EuroTel Bratislava, one of two mobile phone operators in Slovakia, operates networks of NMT, GSM 900 MHz, GSM 1800 MHz and the public data network. It covers 98% of the country's population with its signal and has more than 440,000 clients in Slovakia.
Antitrust Bureau approves Globtel GSM G1 service
The Antitrust Bureau ruled in favour of mobile telephony operator Globtel GSM on January 27 when it declared that Globtel's G1 service did not violate the monopoly status over voice communication currently enjoyed by the state-run Slovenské Telekomunikácie (ST).
"The strengthening of the competitive environment by providing a new service is in accordance with the rules of protecting economic competition," said Imrich Zwieb, head of the Antitrust Bureau.
Globtel GSM re-introduced its G1 service on January 21, enabling clients to make cheap calls abroad via the Internet, and arguing that the service is therefore not a voice service but a data service.
The bureau said that only Globtel GSM has applied for permission to provide such a service at the Telecom Ministry. Had other operators also applied for the service, the regulator would have acted in the same way. Therefore, no rules of equality in providing services on the relevant market were violated, the bureau said.
American Molex to sign project deal in Slovakia
Štefan Šulek, the director of project design company Hutný Projekt Košice, told the Košice-based Top Radio on January 28 that the US firm Molex intended to sign a contract with his company to construct an electrical engineering plant in Kechnec (near Košice). According to company representatives, the signing should have taken place by February 3.
Šulek said that construction should start in April with completion set for December. The plant in Kechnec will be built similar to the Molex production unit in Ireland, which produces connectors for cell phones. The new plant in eastern Slovakia is expected to create 600 jobs in the first phase, and 1,200 in the second phase.

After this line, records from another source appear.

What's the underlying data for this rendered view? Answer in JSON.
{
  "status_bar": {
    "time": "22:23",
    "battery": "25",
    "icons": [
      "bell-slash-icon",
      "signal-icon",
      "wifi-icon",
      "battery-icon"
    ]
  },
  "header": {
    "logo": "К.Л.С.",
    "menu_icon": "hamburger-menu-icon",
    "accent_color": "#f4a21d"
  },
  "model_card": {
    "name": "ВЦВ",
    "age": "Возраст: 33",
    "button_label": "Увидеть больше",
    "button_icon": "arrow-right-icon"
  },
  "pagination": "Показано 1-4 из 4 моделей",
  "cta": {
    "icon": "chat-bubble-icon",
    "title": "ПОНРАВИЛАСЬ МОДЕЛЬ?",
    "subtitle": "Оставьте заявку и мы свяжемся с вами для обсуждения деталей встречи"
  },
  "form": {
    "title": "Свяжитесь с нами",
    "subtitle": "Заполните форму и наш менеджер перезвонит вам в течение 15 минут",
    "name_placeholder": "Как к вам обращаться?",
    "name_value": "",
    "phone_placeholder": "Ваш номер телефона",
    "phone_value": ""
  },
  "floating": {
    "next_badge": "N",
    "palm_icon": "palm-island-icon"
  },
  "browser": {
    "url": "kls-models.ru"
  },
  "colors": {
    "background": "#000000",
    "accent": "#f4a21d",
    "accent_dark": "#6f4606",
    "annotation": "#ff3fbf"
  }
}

The US company plans to invest $70 million into the project.
Rolls-Royce nixes cooperation with Slovak firm
Rolls Royce decided not to sign a contract on the certification of jet engines produced by Považské Strojárne Letecké Motory of northern Slovakia's Považská Bystrica (PSLM-engineering works). The letter of intent between the two firms expired on December 20, said Paul M. Kaye, Rolls-Royce's central European director on January 28.

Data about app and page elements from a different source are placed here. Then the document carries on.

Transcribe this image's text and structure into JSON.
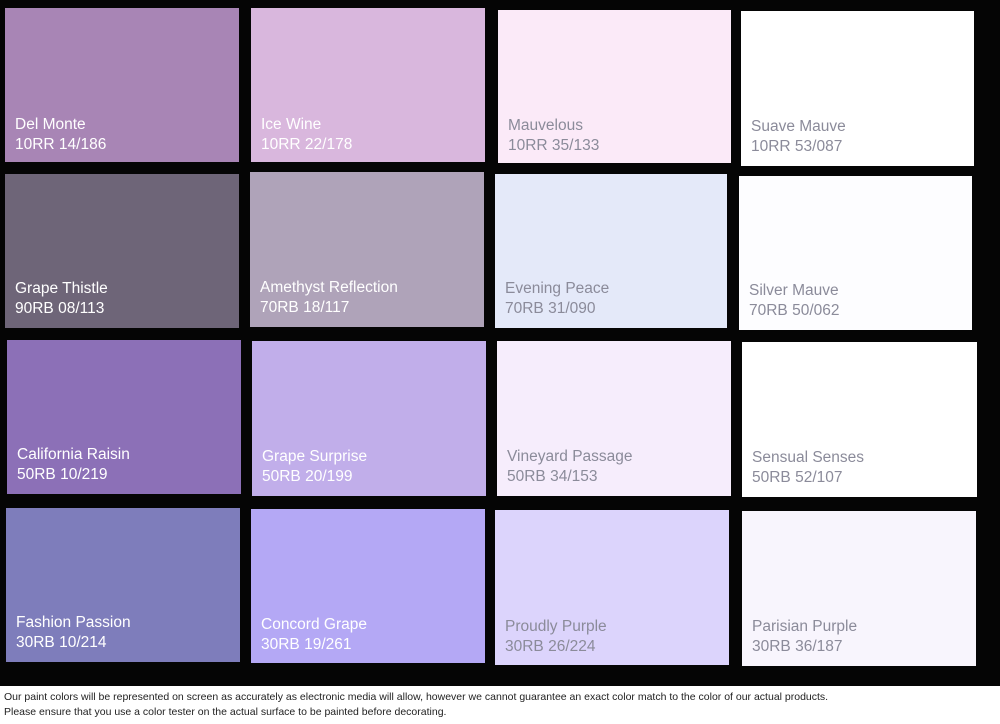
{
  "swatches": [
    {
      "name": "Del Monte",
      "code": "10RR 14/186",
      "color": "#a885b5",
      "text": "light"
    },
    {
      "name": "Ice Wine",
      "code": "10RR 22/178",
      "color": "#d9b7dd",
      "text": "light"
    },
    {
      "name": "Mauvelous",
      "code": "10RR 35/133",
      "color": "#fbeaf8",
      "text": "dark"
    },
    {
      "name": "Suave Mauve",
      "code": "10RR 53/087",
      "color": "#ffffff",
      "text": "dark"
    },
    {
      "name": "Grape Thistle",
      "code": "90RB 08/113",
      "color": "#6e6578",
      "text": "light"
    },
    {
      "name": "Amethyst Reflection",
      "code": "70RB 18/117",
      "color": "#afa3b9",
      "text": "light"
    },
    {
      "name": "Evening Peace",
      "code": "70RB 31/090",
      "color": "#e4e9f9",
      "text": "dark"
    },
    {
      "name": "Silver Mauve",
      "code": "70RB 50/062",
      "color": "#fdfdff",
      "text": "dark"
    },
    {
      "name": "California Raisin",
      "code": "50RB 10/219",
      "color": "#8c70b7",
      "text": "light"
    },
    {
      "name": "Grape Surprise",
      "code": "50RB 20/199",
      "color": "#c1aeea",
      "text": "light"
    },
    {
      "name": "Vineyard Passage",
      "code": "50RB 34/153",
      "color": "#f6edfc",
      "text": "dark"
    },
    {
      "name": "Sensual Senses",
      "code": "50RB 52/107",
      "color": "#ffffff",
      "text": "dark"
    },
    {
      "name": "Fashion Passion",
      "code": "30RB 10/214",
      "color": "#7e7dbb",
      "text": "light"
    },
    {
      "name": "Concord Grape",
      "code": "30RB 19/261",
      "color": "#b4a8f5",
      "text": "light"
    },
    {
      "name": "Proudly Purple",
      "code": "30RB 26/224",
      "color": "#dcd4fc",
      "text": "dark"
    },
    {
      "name": "Parisian Purple",
      "code": "30RB 36/187",
      "color": "#f8f5fd",
      "text": "dark"
    }
  ],
  "disclaimer": {
    "line1": "Our paint colors will be represented on screen as accurately as electronic media will allow, however we cannot guarantee an exact color match to the color of our actual products.",
    "line2": "Please ensure that you use a color tester on the actual surface to be painted before decorating."
  }
}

Kaye said that high testing and licensing costs were the the main reasons Rolls Royce abandoned the agreement. However, the cloudy structure of PSLM shareholders also contributed to the decision. On October 8, 1999, Rolls-Royce and PSLM signed a letter of intent on exclusivity in the development of the DV-2S air engine. The two companies planned to sign a definitive contract in early 2000.
Compiled by Keith Miller from Reuters and SITA